Climategate Consequences: The Mann Report
When the Climategate story first broke, a lot of adherents of the skeptical view of anthropogenic climate change were mightily excited -- proclaiming it the "end of the global warming hoax." They have been disappointed because the breaking story wasn't immediately followed by the resignation of everyone involved, the termination of all U.S. action on cap and trade, and tar and feathers for Al Gore.
This was a little unrealistic. There are a lot of vested interests involved, a lot of money that depends on the CO2-driven AGW narrative, a lot of people with wealth and reputations on the line. That's a lot of inertia, and the narrative won't change course quickly.
That doesn't mean nothing is happening, however.
One of the people mentioned often in the Climategate emails is Dr. Michael Mann, a professor at Pennsylvania State University and the original first author of the famous "hockey stick" papers. When Climategate broke, there were a number of emails that seemed to show Mann was connected to the climate clique and some misconduct. This prompted what must have been a flood of emails. Penn State announced an inquiry into Mann's conduct just a few days later.

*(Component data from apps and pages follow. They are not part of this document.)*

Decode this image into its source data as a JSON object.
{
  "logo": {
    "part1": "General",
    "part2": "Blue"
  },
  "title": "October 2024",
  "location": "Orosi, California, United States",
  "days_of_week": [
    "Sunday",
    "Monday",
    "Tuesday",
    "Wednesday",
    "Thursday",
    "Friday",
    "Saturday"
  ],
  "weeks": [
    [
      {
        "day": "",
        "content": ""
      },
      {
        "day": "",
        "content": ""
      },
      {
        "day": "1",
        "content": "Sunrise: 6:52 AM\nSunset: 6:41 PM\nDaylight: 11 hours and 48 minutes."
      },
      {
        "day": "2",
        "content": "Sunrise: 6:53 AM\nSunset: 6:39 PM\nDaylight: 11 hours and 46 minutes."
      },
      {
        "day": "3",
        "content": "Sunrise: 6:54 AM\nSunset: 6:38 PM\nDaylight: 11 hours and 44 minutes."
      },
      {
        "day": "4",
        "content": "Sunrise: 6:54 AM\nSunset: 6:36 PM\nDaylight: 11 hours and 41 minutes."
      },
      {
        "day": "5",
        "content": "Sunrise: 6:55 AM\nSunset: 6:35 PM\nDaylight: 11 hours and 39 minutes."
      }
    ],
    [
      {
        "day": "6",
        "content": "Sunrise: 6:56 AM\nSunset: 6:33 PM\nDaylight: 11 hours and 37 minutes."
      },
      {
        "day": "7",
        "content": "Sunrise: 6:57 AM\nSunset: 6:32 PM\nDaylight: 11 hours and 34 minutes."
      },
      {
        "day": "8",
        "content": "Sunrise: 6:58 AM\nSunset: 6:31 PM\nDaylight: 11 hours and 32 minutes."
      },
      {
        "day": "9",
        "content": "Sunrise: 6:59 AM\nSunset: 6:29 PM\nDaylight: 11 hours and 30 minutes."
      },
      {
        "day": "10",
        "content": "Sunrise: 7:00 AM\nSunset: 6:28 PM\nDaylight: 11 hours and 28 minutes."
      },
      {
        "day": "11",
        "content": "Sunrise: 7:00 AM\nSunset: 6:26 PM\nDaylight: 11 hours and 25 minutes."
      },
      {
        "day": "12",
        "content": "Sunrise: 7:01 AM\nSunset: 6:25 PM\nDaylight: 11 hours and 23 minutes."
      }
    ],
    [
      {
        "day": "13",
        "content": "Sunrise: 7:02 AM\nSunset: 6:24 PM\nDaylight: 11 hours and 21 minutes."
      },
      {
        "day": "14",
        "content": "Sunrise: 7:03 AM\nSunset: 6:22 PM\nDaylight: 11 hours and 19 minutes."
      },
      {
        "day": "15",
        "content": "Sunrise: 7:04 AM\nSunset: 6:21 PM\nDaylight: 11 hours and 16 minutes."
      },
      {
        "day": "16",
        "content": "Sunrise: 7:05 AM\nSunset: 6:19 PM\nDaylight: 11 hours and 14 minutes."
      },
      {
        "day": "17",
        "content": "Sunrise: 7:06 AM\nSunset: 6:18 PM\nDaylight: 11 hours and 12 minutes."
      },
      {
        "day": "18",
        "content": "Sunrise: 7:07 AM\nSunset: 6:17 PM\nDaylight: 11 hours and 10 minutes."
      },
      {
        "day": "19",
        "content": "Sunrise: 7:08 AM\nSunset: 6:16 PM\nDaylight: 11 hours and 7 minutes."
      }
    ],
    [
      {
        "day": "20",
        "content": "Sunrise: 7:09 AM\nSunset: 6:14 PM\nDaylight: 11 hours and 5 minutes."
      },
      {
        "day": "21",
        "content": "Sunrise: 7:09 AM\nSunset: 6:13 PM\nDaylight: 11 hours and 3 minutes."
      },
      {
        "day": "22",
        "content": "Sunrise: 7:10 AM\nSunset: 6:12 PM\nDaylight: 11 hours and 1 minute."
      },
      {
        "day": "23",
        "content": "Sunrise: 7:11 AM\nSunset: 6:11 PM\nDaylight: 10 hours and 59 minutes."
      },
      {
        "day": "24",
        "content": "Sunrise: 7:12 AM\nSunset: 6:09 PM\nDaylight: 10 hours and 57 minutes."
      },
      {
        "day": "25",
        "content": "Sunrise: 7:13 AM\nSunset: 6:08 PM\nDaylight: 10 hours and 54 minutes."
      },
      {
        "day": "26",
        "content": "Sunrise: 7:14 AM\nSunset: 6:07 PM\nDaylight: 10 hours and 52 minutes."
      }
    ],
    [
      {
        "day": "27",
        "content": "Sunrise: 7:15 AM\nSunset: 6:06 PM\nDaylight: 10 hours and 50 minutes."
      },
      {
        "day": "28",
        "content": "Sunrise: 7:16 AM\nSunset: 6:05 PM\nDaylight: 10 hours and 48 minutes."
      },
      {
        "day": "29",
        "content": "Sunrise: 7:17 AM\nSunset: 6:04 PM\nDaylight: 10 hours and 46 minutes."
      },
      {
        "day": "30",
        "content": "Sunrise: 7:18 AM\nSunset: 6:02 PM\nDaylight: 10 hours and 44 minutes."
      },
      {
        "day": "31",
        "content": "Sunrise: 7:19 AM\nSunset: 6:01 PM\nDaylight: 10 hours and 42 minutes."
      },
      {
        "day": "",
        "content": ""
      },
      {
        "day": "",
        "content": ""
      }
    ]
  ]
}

Today's breaking news is that the initial report on Mann's conduct has been released. The report itself isn't very exciting. If not a whitewash, it's at least a bit of a graywash, as they very carefully restricted the topics and questions they considered. But it's not a complete vindication for Mann, either (no matter what the Huffington Post says). The report concluded that Mann should be subject to further investigation, saying there was a real question whether Mann's conduct "may be undermining confidence in his findings as a scientist," or "may be undermining public trust in science in general and climate science specifically." In effect, the committee says there is evidence that Mann violated the social contract of science.
The report announces the formation of a university committee to investigate this further, and frankly, Mann could be in some trouble on this.
Consider some of the things we've seen as a result of the Climategate story: Mann apparently didn't actually delete emails when requested, but he also didn't say anything against it until after the request was exposed. He may not have directly manipulated data, but he didn't struggle when other people talked about it. He certainly participated in discussions of how to prevent skeptics like Steve McIntyre from getting access to data, and wasn't very forthcoming with his own data, which on the face would seem to violate Penn State policy. And while being wrong isn't scientific misconduct -- and it's a good damn thing -- the fact is that Mann's work has been seriously questioned on a number of occasions, as was documented in the Wegman report.
The Wegman report was, by the way, excluded from consideration by the initial committee at Penn State, which also didn't even communicate with Steve McIntyre. What this report really tells us is that even though they clearly tried to limit exposure as much as possible, the Penn State committee recognized there was enough controversy, and enough public attention, that they couldn't issue a simple whitewash.